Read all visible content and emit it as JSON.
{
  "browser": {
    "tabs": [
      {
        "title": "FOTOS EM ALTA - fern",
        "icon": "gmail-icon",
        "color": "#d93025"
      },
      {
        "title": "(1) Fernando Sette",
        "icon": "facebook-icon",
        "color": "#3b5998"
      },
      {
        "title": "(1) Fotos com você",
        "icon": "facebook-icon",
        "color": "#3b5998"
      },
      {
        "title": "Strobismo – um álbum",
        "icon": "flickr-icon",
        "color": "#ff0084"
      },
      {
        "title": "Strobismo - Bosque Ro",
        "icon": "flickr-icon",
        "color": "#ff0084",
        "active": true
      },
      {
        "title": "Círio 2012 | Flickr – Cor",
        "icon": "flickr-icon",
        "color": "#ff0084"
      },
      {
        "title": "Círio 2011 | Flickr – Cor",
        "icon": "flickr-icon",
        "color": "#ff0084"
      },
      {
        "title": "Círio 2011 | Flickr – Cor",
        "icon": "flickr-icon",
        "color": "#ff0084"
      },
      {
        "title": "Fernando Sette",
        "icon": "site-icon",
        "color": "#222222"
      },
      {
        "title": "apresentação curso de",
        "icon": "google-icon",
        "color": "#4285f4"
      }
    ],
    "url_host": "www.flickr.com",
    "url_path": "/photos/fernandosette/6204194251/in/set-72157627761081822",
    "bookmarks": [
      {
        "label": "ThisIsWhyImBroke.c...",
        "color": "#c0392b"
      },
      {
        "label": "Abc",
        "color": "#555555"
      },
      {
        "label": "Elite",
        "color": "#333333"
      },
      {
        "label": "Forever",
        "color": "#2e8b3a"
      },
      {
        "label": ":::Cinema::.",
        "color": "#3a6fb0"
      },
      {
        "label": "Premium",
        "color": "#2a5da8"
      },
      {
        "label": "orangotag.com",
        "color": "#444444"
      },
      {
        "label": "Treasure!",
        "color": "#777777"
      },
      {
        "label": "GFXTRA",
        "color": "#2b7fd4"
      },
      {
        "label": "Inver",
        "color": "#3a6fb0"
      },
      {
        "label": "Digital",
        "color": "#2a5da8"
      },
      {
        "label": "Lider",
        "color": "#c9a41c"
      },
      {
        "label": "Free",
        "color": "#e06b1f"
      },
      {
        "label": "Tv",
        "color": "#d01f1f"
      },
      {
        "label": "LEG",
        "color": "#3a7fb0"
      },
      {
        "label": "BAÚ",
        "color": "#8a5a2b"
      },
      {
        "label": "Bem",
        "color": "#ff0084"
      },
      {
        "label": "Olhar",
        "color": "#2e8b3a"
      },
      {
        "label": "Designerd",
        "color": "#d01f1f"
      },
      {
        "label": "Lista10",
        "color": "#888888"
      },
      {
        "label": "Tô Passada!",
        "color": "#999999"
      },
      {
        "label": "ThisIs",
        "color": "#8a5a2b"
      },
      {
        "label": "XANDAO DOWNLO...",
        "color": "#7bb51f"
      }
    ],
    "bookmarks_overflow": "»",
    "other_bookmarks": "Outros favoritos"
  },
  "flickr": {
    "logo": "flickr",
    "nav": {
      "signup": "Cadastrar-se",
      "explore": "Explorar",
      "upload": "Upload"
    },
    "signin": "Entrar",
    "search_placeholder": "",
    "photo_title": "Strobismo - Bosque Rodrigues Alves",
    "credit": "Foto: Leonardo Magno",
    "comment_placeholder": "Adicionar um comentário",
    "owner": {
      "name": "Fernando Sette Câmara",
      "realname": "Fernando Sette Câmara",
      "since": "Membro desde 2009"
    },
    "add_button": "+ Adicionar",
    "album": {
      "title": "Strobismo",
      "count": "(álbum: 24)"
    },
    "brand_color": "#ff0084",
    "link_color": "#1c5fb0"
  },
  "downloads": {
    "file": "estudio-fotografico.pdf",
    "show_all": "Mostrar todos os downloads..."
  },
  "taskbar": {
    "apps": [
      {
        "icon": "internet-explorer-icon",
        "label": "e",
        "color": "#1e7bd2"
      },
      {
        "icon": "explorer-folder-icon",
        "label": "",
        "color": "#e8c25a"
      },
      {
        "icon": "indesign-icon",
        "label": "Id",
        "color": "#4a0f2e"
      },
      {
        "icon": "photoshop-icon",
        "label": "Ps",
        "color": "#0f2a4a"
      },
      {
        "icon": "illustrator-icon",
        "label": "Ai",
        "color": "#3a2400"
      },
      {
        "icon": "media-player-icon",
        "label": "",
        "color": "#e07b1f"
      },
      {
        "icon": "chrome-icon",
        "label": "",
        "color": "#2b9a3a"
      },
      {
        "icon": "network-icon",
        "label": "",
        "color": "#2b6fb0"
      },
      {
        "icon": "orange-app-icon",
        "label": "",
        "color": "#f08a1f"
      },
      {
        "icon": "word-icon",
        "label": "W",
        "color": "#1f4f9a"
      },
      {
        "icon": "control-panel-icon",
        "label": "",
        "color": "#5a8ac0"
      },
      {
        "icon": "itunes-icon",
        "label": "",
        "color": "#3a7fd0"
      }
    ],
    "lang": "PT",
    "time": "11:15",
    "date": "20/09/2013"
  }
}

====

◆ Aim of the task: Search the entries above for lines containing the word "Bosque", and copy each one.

◆ Result of this exercise:
        "title": "Strobismo - Bosque Ro",
    "photo_title": "Strobismo - Bosque Rodrigues Alves",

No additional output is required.